● **Provided information**
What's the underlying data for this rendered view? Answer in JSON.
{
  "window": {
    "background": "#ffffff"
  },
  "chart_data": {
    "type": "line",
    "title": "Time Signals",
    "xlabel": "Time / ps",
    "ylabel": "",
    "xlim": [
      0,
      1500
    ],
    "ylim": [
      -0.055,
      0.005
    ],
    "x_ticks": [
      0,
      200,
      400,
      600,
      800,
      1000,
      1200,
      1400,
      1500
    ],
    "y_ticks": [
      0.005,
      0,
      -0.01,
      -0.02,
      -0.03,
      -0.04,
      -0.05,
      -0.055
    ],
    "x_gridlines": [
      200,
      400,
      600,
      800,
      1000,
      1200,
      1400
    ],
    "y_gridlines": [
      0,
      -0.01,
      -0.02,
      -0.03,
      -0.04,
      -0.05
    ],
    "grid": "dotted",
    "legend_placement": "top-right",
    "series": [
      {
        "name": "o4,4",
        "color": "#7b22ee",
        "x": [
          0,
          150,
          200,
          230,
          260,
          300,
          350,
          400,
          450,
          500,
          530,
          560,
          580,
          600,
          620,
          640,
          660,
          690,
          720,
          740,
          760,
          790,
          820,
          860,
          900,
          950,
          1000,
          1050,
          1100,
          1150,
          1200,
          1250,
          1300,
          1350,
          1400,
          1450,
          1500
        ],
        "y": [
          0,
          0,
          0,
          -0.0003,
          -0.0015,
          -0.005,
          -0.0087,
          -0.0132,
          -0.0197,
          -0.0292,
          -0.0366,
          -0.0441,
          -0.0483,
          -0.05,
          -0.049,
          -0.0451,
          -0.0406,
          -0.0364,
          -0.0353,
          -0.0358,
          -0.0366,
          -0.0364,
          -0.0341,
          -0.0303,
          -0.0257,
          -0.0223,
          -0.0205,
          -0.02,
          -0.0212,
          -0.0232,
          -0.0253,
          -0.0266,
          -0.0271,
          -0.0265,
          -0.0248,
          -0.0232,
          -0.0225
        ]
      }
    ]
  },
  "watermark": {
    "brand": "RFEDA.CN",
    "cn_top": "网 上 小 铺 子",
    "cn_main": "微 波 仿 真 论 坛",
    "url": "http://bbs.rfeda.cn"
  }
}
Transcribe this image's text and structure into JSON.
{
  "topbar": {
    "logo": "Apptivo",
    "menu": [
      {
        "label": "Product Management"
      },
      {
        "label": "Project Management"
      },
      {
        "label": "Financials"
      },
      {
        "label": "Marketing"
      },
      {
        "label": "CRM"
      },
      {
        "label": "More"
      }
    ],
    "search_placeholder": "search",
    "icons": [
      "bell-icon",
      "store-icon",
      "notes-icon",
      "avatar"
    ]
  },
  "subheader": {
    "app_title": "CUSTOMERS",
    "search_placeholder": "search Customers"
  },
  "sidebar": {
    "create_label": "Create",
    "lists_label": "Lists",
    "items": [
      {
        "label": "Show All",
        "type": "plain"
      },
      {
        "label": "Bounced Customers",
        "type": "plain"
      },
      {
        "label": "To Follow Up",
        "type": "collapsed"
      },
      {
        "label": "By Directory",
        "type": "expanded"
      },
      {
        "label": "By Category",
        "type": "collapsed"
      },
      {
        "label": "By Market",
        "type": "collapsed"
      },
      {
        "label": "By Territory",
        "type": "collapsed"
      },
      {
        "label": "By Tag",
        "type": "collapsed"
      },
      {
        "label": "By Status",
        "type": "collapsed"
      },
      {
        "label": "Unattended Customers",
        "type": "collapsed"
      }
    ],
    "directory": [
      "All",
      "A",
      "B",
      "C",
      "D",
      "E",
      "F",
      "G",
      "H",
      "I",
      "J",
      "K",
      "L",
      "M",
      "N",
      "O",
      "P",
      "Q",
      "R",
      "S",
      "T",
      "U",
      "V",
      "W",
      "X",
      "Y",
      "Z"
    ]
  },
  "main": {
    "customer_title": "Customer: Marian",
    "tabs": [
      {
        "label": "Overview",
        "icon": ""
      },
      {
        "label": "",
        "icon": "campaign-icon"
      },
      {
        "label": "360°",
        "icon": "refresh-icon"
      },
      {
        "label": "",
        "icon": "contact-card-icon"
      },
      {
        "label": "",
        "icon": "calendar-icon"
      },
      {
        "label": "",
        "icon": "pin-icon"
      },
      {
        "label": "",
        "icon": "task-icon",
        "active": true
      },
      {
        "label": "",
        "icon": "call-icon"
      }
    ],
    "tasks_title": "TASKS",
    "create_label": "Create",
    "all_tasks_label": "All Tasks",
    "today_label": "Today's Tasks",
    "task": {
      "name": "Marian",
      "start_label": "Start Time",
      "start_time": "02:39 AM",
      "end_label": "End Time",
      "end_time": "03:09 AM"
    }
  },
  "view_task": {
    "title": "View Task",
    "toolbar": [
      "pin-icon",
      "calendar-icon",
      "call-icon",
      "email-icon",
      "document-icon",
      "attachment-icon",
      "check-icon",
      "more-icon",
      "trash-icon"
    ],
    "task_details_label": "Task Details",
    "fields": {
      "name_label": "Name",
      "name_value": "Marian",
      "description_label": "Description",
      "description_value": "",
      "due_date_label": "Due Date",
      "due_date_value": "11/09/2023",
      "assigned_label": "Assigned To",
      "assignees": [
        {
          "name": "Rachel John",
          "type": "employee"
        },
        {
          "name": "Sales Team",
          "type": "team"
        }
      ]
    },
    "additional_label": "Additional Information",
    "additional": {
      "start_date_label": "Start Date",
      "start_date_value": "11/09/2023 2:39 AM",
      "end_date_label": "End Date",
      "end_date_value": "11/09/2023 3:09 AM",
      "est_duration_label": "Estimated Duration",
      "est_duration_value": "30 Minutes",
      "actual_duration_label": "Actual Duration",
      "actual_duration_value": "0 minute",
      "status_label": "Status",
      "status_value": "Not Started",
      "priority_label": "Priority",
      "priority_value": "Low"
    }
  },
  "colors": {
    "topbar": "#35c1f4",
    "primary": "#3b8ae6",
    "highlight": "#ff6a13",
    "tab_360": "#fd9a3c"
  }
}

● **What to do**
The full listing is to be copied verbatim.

● **Your response**
What's the underlying data for this rendered view? Answer in JSON.
{
  "window": {
    "background": "#ffffff"
  },
  "chart_data": {
    "type": "line",
    "title": "Time Signals",
    "xlabel": "Time / ps",
    "ylabel": "",
    "xlim": [
      0,
      1500
    ],
    "ylim": [
      -0.055,
      0.005
    ],
    "x_ticks": [
      0,
      200,
      400,
      600,
      800,
      1000,
      1200,
      1400,
      1500
    ],
    "y_ticks": [
      0.005,
      0,
      -0.01,
      -0.02,
      -0.03,
      -0.04,
      -0.05,
      -0.055
    ],
    "x_gridlines": [
      200,
      400,
      600,
      800,
      1000,
      1200,
      1400
    ],
    "y_gridlines": [
      0,
      -0.01,
      -0.02,
      -0.03,
      -0.04,
      -0.05
    ],
    "grid": "dotted",
    "legend_placement": "top-right",
    "series": [
      {
        "name": "o4,4",
        "color": "#7b22ee",
        "x": [
          0,
          150,
          200,
          230,
          260,
          300,
          350,
          400,
          450,
          500,
          530,
          560,
          580,
          600,
          620,
          640,
          660,
          690,
          720,
          740,
          760,
          790,
          820,
          860,
          900,
          950,
          1000,
          1050,
          1100,
          1150,
          1200,
          1250,
          1300,
          1350,
          1400,
          1450,
          1500
        ],
        "y": [
          0,
          0,
          0,
          -0.0003,
          -0.0015,
          -0.005,
          -0.0087,
          -0.0132,
          -0.0197,
          -0.0292,
          -0.0366,
          -0.0441,
          -0.0483,
          -0.05,
          -0.049,
          -0.0451,
          -0.0406,
          -0.0364,
          -0.0353,
          -0.0358,
          -0.0366,
          -0.0364,
          -0.0341,
          -0.0303,
          -0.0257,
          -0.0223,
          -0.0205,
          -0.02,
          -0.0212,
          -0.0232,
          -0.0253,
          -0.0266,
          -0.0271,
          -0.0265,
          -0.0248,
          -0.0232,
          -0.0225
        ]
      }
    ]
  },
  "watermark": {
    "brand": "RFEDA.CN",
    "cn_top": "网 上 小 铺 子",
    "cn_main": "微 波 仿 真 论 坛",
    "url": "http://bbs.rfeda.cn"
  }
}
Transcribe this image's text and structure into JSON.
{
  "topbar": {
    "logo": "Apptivo",
    "menu": [
      {
        "label": "Product Management"
      },
      {
        "label": "Project Management"
      },
      {
        "label": "Financials"
      },
      {
        "label": "Marketing"
      },
      {
        "label": "CRM"
      },
      {
        "label": "More"
      }
    ],
    "search_placeholder": "search",
    "icons": [
      "bell-icon",
      "store-icon",
      "notes-icon",
      "avatar"
    ]
  },
  "subheader": {
    "app_title": "CUSTOMERS",
    "search_placeholder": "search Customers"
  },
  "sidebar": {
    "create_label": "Create",
    "lists_label": "Lists",
    "items": [
      {
        "label": "Show All",
        "type": "plain"
      },
      {
        "label": "Bounced Customers",
        "type": "plain"
      },
      {
        "label": "To Follow Up",
        "type": "collapsed"
      },
      {
        "label": "By Directory",
        "type": "expanded"
      },
      {
        "label": "By Category",
        "type": "collapsed"
      },
      {
        "label": "By Market",
        "type": "collapsed"
      },
      {
        "label": "By Territory",
        "type": "collapsed"
      },
      {
        "label": "By Tag",
        "type": "collapsed"
      },
      {
        "label": "By Status",
        "type": "collapsed"
      },
      {
        "label": "Unattended Customers",
        "type": "collapsed"
      }
    ],
    "directory": [
      "All",
      "A",
      "B",
      "C",
      "D",
      "E",
      "F",
      "G",
      "H",
      "I",
      "J",
      "K",
      "L",
      "M",
      "N",
      "O",
      "P",
      "Q",
      "R",
      "S",
      "T",
      "U",
      "V",
      "W",
      "X",
      "Y",
      "Z"
    ]
  },
  "main": {
    "customer_title": "Customer: Marian",
    "tabs": [
      {
        "label": "Overview",
        "icon": ""
      },
      {
        "label": "",
        "icon": "campaign-icon"
      },
      {
        "label": "360°",
        "icon": "refresh-icon"
      },
      {
        "label": "",
        "icon": "contact-card-icon"
      },
      {
        "label": "",
        "icon": "calendar-icon"
      },
      {
        "label": "",
        "icon": "pin-icon"
      },
      {
        "label": "",
        "icon": "task-icon",
        "active": true
      },
      {
        "label": "",
        "icon": "call-icon"
      }
    ],
    "tasks_title": "TASKS",
    "create_label": "Create",
    "all_tasks_label": "All Tasks",
    "today_label": "Today's Tasks",
    "task": {
      "name": "Marian",
      "start_label": "Start Time",
      "start_time": "02:39 AM",
      "end_label": "End Time",
      "end_time": "03:09 AM"
    }
  },
  "view_task": {
    "title": "View Task",
    "toolbar": [
      "pin-icon",
      "calendar-icon",
      "call-icon",
      "email-icon",
      "document-icon",
      "attachment-icon",
      "check-icon",
      "more-icon",
      "trash-icon"
    ],
    "task_details_label": "Task Details",
    "fields": {
      "name_label": "Name",
      "name_value": "Marian",
      "description_label": "Description",
      "description_value": "",
      "due_date_label": "Due Date",
      "due_date_value": "11/09/2023",
      "assigned_label": "Assigned To",
      "assignees": [
        {
          "name": "Rachel John",
          "type": "employee"
        },
        {
          "name": "Sales Team",
          "type": "team"
        }
      ]
    },
    "additional_label": "Additional Information",
    "additional": {
      "start_date_label": "Start Date",
      "start_date_value": "11/09/2023 2:39 AM",
      "end_date_label": "End Date",
      "end_date_value": "11/09/2023 3:09 AM",
      "est_duration_label": "Estimated Duration",
      "est_duration_value": "30 Minutes",
      "actual_duration_label": "Actual Duration",
      "actual_duration_value": "0 minute",
      "status_label": "Status",
      "status_value": "Not Started",
      "priority_label": "Priority",
      "priority_value": "Low"
    }
  },
  "colors": {
    "topbar": "#35c1f4",
    "primary": "#3b8ae6",
    "highlight": "#ff6a13",
    "tab_360": "#fd9a3c"
  }
}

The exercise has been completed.